BBC Homepage World Service Education
BBC Homepagelow graphics version | feedback | help
BBC News Online
 You are in: UK
Front Page 
Northern Ireland 
UK Politics 
Talking Point 
In Depth 
Friday, 5 May, 2000, 05:22 GMT 06:22 UK
Papers fall for Love Bug

Apart from the elections many of the papers look at the Love Bug computer virus and its rapid spread around the globe.

The Financial Times leads on the havoc wrought on governments and businesses by the so-called Love Bug computer virus.

It says experts believe even more virulent assaults on the global computer system are on the way.

The Express says the virus "sped like a plague around the globe", while The Mirror muses that every great advance seems to bring with it a new danger, and the latest computer infection was a stark reminder that the internet is not perfect.

The Sun is amazed at the idea that a juvenile cyber-terrorist in the Philippines could bring computer networks around the world to their knees.

It reckons that if it was the plot of a sci-fi film it would be laughed out of the cinema.

The Mail and The Times also lead their early editions with the Love Bug.

The Guardian says the virus - which arrived in the form of an e-mail with the words "I Love You" - exploited the yearning for love among office workers.

The Express says it is feared it may be a dry run by the cyber terrorists who could return with a more sophisticated version.

The harrowing accounts of the people of Lockerbie of the night Pan Am flight 103 crashed onto their town are covered at length in many of the papers.

Self-defence debate

The Mirror says the evidence the residents gave to the Lockerbie trial in the Netherlands were "visions from hell" while the Mail tells how the memories haunted the faces of the witnesses, and tainted their voices with suffering.

Many papers report on the jailing of a burglar who was beaten with a baseball bat by a householder during a raid in Peterborough.

Judge Hugh Mayor told David Summers - who suffered a fractured skull, cracked ribs and a broken wrist - that he had got what he deserved.
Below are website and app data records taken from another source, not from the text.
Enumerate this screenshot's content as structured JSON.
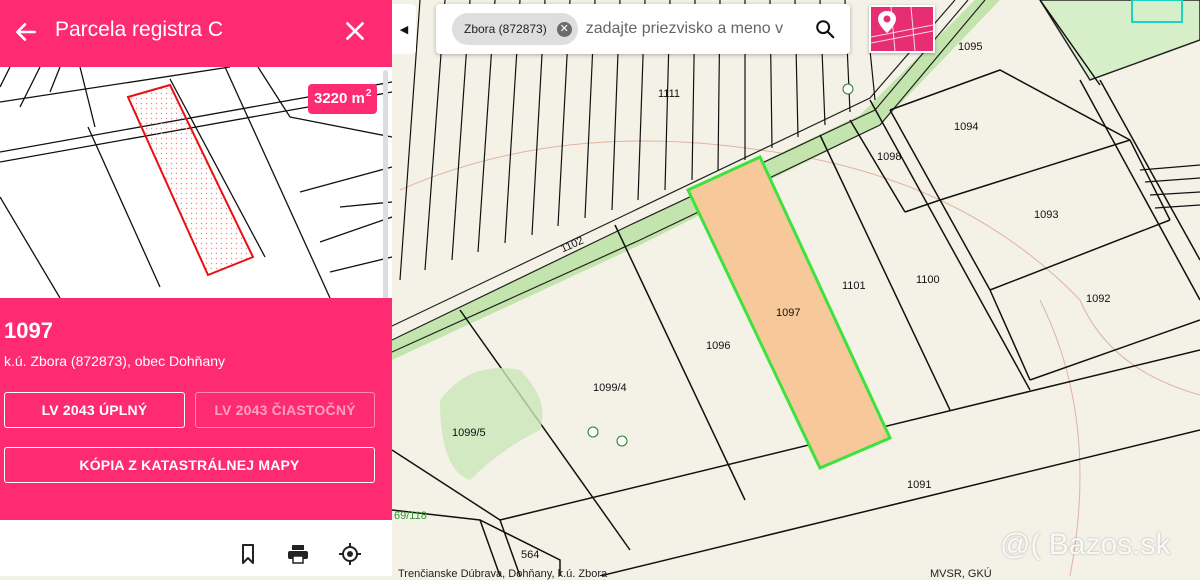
{
  "panel": {
    "title": "Parcela registra C",
    "parcel_number": "1097",
    "location": "k.ú. Zbora (872873), obec Dohňany",
    "area_value": "3220 m",
    "area_unit_sup": "2",
    "buttons": {
      "full": "LV 2043 ÚPLNÝ",
      "partial": "LV 2043 ČIASTOČNÝ",
      "copy": "KÓPIA Z KATASTRÁLNEJ MAPY"
    },
    "footer_icons": [
      "bookmark-icon",
      "print-icon",
      "gps-icon"
    ]
  },
  "search": {
    "chip_label": "Zbora (872873)",
    "placeholder": "zadajte priezvisko a meno v"
  },
  "map": {
    "labels": [
      "1111",
      "1095",
      "1097",
      "1094",
      "1098",
      "1093",
      "1102",
      "1101",
      "1100",
      "1092",
      "1096",
      "1099/4",
      "1099/5",
      "1091",
      "564",
      "69/118"
    ],
    "selected_fill": "#f7c99a",
    "selected_stroke": "#3ee23e"
  },
  "footer": {
    "left_text": "Trenčianske Dúbrava, Dohňany, k.ú. Zbora",
    "right_text": "MVSR, GKÚ"
  },
  "watermark": "@( Bazos.sk",
  "colors": {
    "accent": "#ff2b72"
  }
}
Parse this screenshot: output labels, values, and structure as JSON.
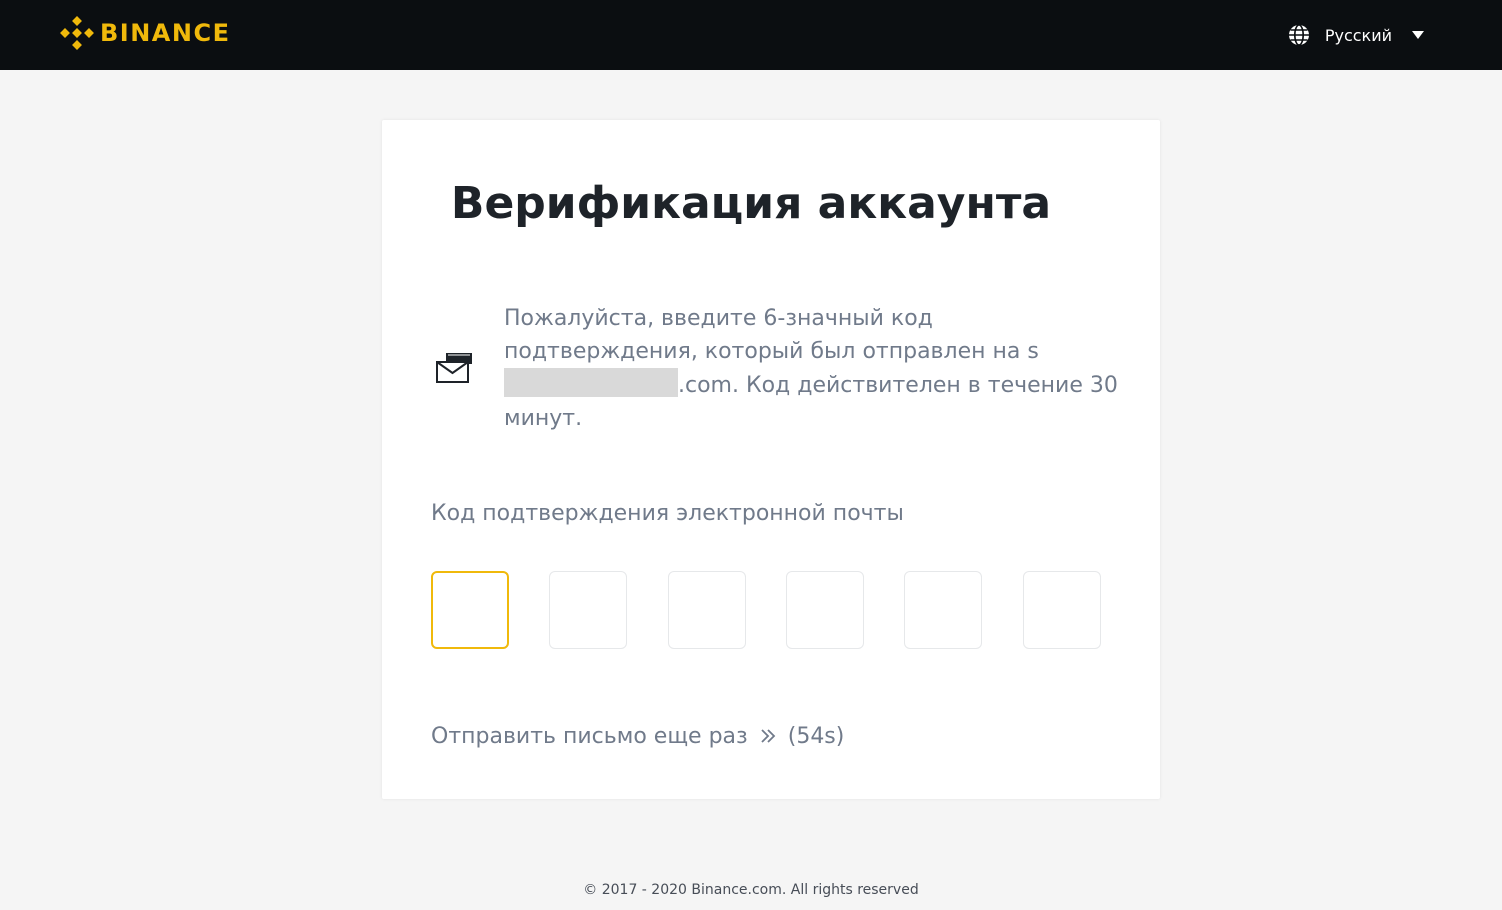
{
  "header": {
    "brand": "BINANCE",
    "logo_icon": "binance-diamond-logo",
    "brand_color": "#f0b90b",
    "language": {
      "icon": "globe-icon",
      "label": "Русский",
      "caret_icon": "caret-down-icon"
    }
  },
  "card": {
    "title": "Верификация аккаунта",
    "info": {
      "icon": "envelope-icon",
      "text_before": "Пожалуйста, введите 6-значный код подтверждения, который был отправлен на s",
      "text_after": ".com. Код действителен в течение 30 минут."
    },
    "code_field": {
      "label": "Код подтверждения электронной почты",
      "digits": [
        "",
        "",
        "",
        "",
        "",
        ""
      ],
      "active_index": 0,
      "active_color": "#f0b90b"
    },
    "resend": {
      "label": "Отправить письмо еще раз",
      "icon": "double-chevron-right-icon",
      "countdown": "(54s)"
    }
  },
  "footer": {
    "copyright": "© 2017 - 2020 Binance.com. All rights reserved"
  }
}
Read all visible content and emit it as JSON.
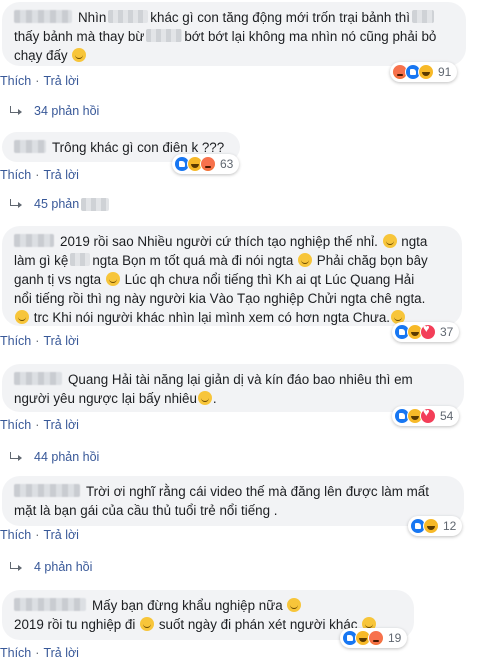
{
  "comments": [
    {
      "line1": "Nhìn",
      "line1b": "khác gì con tăng động mới trốn trại bảnh thì",
      "line2": "thấy bảnh mà thay bừ",
      "line2b": "bớt bớt lại không ma nhìn nó cũng phải bỏ",
      "line3": "chạy đấy",
      "reaction_count": "91",
      "reactions": [
        "angry-icon",
        "like-icon",
        "haha-icon"
      ],
      "replies": "34 phản hồi"
    },
    {
      "line1": "Trông khác gì con điên k ???",
      "reaction_count": "63",
      "reactions": [
        "like-icon",
        "haha-icon",
        "angry-icon"
      ],
      "replies": "45 phản"
    },
    {
      "line1": "2019 rồi sao Nhiều người cứ thích tạo nghiệp thế nhỉ.",
      "line1b": "ngta",
      "line2": "làm gì kệ",
      "line2b": "ngta Bọn m tốt quá mà đi nói ngta",
      "line2c": "Phải chăg bọn bây",
      "line3": "ganh tị vs ngta",
      "line3b": "Lúc qh chưa nổi tiếng thì Kh ai qt Lúc Quang Hải",
      "line4": "nổi tiếng rồi thì ng này người kia Vào Tạo nghiệp Chửi ngta chê ngta.",
      "line5": "trc Khi nói người khác nhìn lại mình xem có hơn ngta Chưa.",
      "reaction_count": "37",
      "reactions": [
        "like-icon",
        "haha-icon",
        "love-icon"
      ]
    },
    {
      "line1": "Quang Hải tài năng lại giản dị và kín đáo bao nhiêu thì em",
      "line2": "người yêu ngược lại bấy nhiêu",
      "reaction_count": "54",
      "reactions": [
        "like-icon",
        "haha-icon",
        "love-icon"
      ],
      "replies": "44 phản hồi"
    },
    {
      "line1": "Trời ơi nghĩ rằng cái video thế mà đăng lên được làm mất",
      "line2": "mặt là bạn gái của cầu thủ tuổi trẻ nổi tiếng .",
      "reaction_count": "12",
      "reactions": [
        "like-icon",
        "haha-icon"
      ],
      "replies": "4 phản hồi"
    },
    {
      "line1": "Mấy bạn đừng khẩu nghiệp nữa",
      "line2": "2019 rồi tu nghiệp đi",
      "line2b": "suốt ngày đi phán xét người khác",
      "reaction_count": "19",
      "reactions": [
        "like-icon",
        "haha-icon",
        "angry-icon"
      ]
    }
  ],
  "actions": {
    "like": "Thích",
    "reply": "Trả lời",
    "separator": "·"
  },
  "colors": {
    "bubble": "#f2f3f5",
    "link": "#385898",
    "text": "#1c1e21"
  }
}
The Guardian says the judge reignited the debate over the law on self-defence, following the conviction of the Norfolk farmer, Tony Martin, for shooting dead a teenager who had broken into his farmhouse.

The Daily Star makes clear its approval, and claims the country is fed up with "villains" getting the benefit of the doubt.

But the Mail says this "piece of judicial commonsense" tells only part of the story.

The two men who defended their property were arrested, handcuffed and held in a cell for 12 hours. Meanwhile, police released Summers on unconditional bail. Three weeks later he was caught shoplifting, reports the paper.

Coulthard hero

Pictures abound of the racing driver, David Coulthard, giving his first public account of the fatal aircrash he survived earlier this week.

The Times is full of praise, saying he emerged as a reluctant hero, who returned to the wreckage of the Lear Jet at Lyon airport to search for the two pilots, who died in the accident.

The Guardian says that if one had not known that he had come within inches of death, it would not have been guessed from his demeanour.

Finally, the Express says the electronics firm, Philips is about to launch the world's first voice activated television.

Viewers will be able tell it to turn itself on and off, change channels and adjust the volume At last, says the paper, a TV that listens when you shout at it.

Search BBC News Online

Advanced search options
Launch console
Links to other UK stories are at the foot of the page.

E-mail this story to a friend

Links to more UK stories